{24} Horizon also challenges the district court's conclusion that PEMCO did not engage in unfair trade practices. Under the Unfair Practices Act, NMSA 1978, §§ 57-12-1 to -26 (1967, as amended through 2009), the plaintiff must show that: (1) the defendant "made an oral or written statement, visual description or other representation that was either false or misleading"; (2) the false or misleading representation was "knowingly made in connection with the sale . . . of goods or services"; (3) "the conduct complained of . . . occurred in the regular course of the [defendant's business]"; and (4) "the representation [was] of the type that may, tends to or does, deceive or mislead any person." Ashlock v. Sunwest Bank of Roswell, N.A., 1988-NMSC-026, ¶ 4, 107 N.M. 100, 753 P.2d 346 (alterations, internal quotation marks, and citation omitted), overruled on other grounds by Gonzales v. Surgidev Corp., 1995-NMSC-036, 120 N.M. 133, 899 P.2d 576. {25} Horizon claims that Buie, as PEMCO's agent, engaged in unfair trade practices by falsely representing himself as an expert in building swabbing units and then failing to deliver the quality of goods provided for in the contract. See § 57-12-2(D). Evidence relevant to this claim was presented at trial, however, the district court made no findings concerning that evidence. Without making relevant findings, the district court concluded that PEMCO did not engage in any deceptive or unfair trade practices. {26} As a result, we reverse the district court's ruling on Horizon's unfair practices claim for lack of findings. See Miller, 2015-NMSC-022, ¶ 30 ("It is the trial court's duty to make findings of the essential or determining facts, on which its conclusions in the case were reached, specific enough to enable this [C]ourt to review its decision on the same grounds as those on which it stands." (alterations, internal quotation marks, and citation omitted)); Green v. Gen. Accident Ins. Co. of Am., 1987-NMSC-111, ¶ 21, 106 N.M. 523, 746 P.2d 152 ("When findings wholly fail to resolve in any meaningful way the basic issues of fact in dispute, they become clearly insufficient to permit the reviewing court to decide the case at all." (alteration, internal quotation marks, and citation omitted)).
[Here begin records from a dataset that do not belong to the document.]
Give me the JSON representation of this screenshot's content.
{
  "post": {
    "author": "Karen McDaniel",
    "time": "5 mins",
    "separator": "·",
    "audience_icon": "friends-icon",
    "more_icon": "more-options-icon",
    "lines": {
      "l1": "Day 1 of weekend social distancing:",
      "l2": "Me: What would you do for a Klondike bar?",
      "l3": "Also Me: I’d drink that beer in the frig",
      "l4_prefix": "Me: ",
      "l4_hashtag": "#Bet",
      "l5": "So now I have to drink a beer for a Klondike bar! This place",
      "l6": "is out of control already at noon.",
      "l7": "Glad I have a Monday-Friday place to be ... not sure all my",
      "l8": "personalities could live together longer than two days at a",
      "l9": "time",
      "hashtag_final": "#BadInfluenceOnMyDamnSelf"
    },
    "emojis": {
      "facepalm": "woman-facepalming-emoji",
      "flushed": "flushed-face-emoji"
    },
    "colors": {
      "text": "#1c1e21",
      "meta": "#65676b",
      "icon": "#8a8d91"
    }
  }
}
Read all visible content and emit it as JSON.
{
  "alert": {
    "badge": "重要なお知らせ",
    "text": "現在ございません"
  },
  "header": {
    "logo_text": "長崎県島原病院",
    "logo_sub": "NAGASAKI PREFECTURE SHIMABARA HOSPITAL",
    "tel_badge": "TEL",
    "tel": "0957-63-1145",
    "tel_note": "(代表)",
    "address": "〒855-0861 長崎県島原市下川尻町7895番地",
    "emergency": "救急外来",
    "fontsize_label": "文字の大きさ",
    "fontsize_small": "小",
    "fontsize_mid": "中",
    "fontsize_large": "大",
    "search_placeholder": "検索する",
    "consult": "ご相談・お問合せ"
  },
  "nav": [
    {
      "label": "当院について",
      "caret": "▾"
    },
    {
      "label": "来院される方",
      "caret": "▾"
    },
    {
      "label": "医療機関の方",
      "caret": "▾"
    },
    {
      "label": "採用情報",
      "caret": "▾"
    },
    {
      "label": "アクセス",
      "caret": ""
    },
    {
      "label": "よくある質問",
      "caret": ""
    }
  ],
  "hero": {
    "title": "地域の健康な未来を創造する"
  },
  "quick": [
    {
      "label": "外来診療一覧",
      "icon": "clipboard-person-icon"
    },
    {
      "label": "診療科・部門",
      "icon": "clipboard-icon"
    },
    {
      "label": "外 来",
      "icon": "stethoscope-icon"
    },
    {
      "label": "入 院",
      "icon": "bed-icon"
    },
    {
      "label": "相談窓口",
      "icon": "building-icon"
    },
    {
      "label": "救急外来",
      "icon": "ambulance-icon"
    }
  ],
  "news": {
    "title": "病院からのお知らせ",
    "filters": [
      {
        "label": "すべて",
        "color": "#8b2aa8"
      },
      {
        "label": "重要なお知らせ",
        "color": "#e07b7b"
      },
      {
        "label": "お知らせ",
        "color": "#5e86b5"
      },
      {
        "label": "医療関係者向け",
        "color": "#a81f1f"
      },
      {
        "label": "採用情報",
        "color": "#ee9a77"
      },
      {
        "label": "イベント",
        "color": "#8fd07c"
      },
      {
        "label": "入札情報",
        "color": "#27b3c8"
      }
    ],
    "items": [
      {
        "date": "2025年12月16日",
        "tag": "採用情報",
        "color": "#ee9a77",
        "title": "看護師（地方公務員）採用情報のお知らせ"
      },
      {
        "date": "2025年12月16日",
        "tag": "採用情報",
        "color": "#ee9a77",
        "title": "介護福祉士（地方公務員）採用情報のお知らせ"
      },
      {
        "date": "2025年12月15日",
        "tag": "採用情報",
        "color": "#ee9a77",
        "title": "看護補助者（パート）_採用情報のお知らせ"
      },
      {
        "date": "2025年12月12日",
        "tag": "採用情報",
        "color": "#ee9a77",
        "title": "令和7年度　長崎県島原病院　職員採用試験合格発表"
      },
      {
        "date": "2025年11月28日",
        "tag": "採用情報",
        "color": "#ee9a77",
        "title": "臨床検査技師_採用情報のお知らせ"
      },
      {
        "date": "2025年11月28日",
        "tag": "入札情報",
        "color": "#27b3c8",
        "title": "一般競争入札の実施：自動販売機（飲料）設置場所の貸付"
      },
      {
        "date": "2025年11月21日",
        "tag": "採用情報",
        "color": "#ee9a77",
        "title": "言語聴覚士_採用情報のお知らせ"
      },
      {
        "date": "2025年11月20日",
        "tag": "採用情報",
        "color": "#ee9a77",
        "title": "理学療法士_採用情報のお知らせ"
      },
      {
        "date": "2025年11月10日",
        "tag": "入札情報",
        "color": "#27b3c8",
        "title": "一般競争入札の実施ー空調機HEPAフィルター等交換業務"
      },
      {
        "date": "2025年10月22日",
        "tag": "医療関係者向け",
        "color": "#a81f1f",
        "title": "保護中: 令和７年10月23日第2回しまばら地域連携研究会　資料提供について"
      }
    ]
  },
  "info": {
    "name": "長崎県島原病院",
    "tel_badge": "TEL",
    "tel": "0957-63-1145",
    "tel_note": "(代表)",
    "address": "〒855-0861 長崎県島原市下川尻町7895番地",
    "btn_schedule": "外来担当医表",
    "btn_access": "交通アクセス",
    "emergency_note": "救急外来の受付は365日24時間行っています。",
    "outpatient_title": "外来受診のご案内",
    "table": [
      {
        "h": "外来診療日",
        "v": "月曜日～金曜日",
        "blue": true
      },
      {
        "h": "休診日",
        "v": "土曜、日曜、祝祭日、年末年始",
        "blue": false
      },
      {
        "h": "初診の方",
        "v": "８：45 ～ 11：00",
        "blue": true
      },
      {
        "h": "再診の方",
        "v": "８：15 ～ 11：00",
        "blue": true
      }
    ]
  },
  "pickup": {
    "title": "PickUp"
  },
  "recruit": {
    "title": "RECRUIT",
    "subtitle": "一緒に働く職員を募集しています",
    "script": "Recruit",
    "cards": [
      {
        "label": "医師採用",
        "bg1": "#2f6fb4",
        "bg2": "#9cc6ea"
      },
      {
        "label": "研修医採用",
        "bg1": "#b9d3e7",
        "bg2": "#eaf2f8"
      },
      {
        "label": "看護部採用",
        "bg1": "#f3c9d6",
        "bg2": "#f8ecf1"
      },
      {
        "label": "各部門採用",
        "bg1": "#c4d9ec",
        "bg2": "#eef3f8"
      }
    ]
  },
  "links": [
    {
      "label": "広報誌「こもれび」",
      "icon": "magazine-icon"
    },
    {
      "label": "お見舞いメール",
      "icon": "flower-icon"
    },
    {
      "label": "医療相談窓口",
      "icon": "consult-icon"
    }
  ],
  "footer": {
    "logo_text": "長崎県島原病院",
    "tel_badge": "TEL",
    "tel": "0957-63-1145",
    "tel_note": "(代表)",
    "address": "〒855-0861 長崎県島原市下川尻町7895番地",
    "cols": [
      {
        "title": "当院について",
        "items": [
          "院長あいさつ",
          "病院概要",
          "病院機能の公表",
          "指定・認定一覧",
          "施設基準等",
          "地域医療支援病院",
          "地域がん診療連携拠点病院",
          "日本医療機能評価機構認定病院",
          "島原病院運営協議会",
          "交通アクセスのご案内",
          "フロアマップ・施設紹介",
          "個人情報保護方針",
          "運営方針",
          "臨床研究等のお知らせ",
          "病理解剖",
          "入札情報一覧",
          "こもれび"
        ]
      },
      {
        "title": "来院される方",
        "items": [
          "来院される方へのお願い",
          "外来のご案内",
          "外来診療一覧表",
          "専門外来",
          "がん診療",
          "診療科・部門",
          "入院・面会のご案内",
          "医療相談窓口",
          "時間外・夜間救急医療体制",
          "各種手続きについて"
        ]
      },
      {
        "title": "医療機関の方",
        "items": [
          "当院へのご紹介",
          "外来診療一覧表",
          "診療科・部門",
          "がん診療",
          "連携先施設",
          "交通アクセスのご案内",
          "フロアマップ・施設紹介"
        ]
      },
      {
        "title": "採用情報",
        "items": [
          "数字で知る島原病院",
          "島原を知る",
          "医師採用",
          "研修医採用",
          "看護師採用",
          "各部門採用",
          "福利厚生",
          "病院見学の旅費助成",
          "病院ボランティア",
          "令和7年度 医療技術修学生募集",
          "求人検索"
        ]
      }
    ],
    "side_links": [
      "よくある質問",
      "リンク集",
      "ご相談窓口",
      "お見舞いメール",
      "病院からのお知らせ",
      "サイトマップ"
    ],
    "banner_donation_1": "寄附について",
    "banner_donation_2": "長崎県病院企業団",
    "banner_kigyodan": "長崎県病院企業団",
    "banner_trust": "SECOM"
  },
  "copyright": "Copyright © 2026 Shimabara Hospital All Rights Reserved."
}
{27} For the forgoing reasons, we reverse the district court's judgment, and remand for proceedings consistent with this Opinion.


/s/ _________



/s/ _________
MICHAEL E. VIGIL, Chief Judge /s/ _________